Zoom Autism Magazine Issue 2 - Page 27

John and Maripat in Texas, 2013 know how to use it yourself?” I thought that was a pretty tame response considering the circumstances. The town was grateful to John and Julian because the storm was such a disaster that the road crew was overwhelmed and probably wouldn’t have gotten to the street for days. Zoom: What is a typical day like for you? Is it all book signings and autism conferences? Maripat: When we aren’t travelling, my alarm clock is John saying, “Feed Me?” I’m not a morning person (you know what that’s a euphemism for), so sometimes I decline. But usually, I do get up and cook something for him before he leaves for work.
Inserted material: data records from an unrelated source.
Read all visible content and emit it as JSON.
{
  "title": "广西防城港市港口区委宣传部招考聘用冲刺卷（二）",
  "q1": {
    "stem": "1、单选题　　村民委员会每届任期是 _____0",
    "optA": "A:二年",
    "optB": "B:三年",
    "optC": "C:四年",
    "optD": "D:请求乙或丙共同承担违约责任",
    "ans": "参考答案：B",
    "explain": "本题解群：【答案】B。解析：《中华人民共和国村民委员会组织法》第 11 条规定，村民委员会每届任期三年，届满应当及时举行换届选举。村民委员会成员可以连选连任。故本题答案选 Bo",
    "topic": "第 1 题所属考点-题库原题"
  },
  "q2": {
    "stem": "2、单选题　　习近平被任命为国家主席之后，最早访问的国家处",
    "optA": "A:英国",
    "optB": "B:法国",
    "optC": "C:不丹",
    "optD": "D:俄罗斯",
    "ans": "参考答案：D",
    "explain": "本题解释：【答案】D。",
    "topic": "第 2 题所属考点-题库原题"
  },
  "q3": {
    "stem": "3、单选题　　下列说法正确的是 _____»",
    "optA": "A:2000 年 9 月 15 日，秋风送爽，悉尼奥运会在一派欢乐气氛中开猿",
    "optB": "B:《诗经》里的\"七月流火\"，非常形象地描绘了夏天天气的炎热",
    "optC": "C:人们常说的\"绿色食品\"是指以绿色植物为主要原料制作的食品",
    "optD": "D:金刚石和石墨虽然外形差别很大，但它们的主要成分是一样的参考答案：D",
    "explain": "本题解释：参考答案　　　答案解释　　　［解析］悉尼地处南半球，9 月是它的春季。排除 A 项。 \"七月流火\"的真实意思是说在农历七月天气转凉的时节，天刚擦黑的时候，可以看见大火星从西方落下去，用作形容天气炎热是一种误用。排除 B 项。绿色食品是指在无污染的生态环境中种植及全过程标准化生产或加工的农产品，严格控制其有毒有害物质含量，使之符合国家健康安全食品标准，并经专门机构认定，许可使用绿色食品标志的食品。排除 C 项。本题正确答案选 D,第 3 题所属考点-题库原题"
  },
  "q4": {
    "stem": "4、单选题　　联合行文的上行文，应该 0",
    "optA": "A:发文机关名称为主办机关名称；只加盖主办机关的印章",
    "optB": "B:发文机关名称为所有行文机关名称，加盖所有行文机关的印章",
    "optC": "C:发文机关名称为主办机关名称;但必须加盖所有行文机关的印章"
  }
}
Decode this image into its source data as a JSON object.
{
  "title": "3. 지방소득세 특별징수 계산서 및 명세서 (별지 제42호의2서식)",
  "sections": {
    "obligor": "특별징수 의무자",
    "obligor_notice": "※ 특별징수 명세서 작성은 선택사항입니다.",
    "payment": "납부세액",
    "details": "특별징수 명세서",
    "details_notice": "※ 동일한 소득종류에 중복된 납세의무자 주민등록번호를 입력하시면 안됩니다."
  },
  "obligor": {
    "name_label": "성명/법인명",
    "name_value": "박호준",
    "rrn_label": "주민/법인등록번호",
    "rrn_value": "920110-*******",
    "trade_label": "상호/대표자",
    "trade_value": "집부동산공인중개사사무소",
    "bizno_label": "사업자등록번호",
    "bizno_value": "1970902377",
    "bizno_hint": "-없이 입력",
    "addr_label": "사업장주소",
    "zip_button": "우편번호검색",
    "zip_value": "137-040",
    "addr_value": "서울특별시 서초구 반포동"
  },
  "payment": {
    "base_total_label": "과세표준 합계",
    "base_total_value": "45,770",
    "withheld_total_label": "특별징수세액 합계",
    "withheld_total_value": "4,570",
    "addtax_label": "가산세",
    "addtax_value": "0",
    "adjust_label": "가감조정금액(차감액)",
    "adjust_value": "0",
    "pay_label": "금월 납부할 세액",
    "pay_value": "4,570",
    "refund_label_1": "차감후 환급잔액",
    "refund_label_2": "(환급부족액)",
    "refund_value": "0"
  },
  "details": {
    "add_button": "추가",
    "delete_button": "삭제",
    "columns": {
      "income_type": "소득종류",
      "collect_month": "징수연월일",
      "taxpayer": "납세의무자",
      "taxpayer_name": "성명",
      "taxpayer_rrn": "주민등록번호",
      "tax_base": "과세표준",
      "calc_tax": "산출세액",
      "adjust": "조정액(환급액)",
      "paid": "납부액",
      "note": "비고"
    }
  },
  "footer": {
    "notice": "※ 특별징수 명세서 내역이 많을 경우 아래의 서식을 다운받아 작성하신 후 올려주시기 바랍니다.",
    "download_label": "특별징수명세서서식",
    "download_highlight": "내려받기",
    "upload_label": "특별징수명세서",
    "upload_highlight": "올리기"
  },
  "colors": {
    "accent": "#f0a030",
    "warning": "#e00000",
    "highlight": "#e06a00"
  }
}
Then the deliciousness of being retired starts. I have breakfast on the deck and listen to the birds sing and watch them feed. It’s quite the show. If the garden’s in full swing, I walk through the woods to it and utilize all of my marketing skills to persuade the bad bugs to scram since every- thing’s organic. If they don’t comply, I squish them. I’m a vegetarian, but I do squish bugs. Last year, becoming a Master Gardener showed me how little I know even though I’ve been growing vegetables for decades. I’m also building out the perennial beds around the house because I’m happiest when my fingers are in the dirt. I hike for an hour with the dogs nearly every day, do yoga, meditate, work on the book (Maripat is in the process of writing her story, a book we at Zoom cannot wait to read!), sometimes also the blog, and generally run around stoking the appliances. We have two in college living back at home right now, so the housekeeping has picked right up. All of this is pretty welcome after thirty-four years in publishing, advertising and broadcasting. The last dozen years were in TV sales management, which is the perfect job for executive burnout. I never, ever, miss that business. Zoom Autism Through Many Lenses 27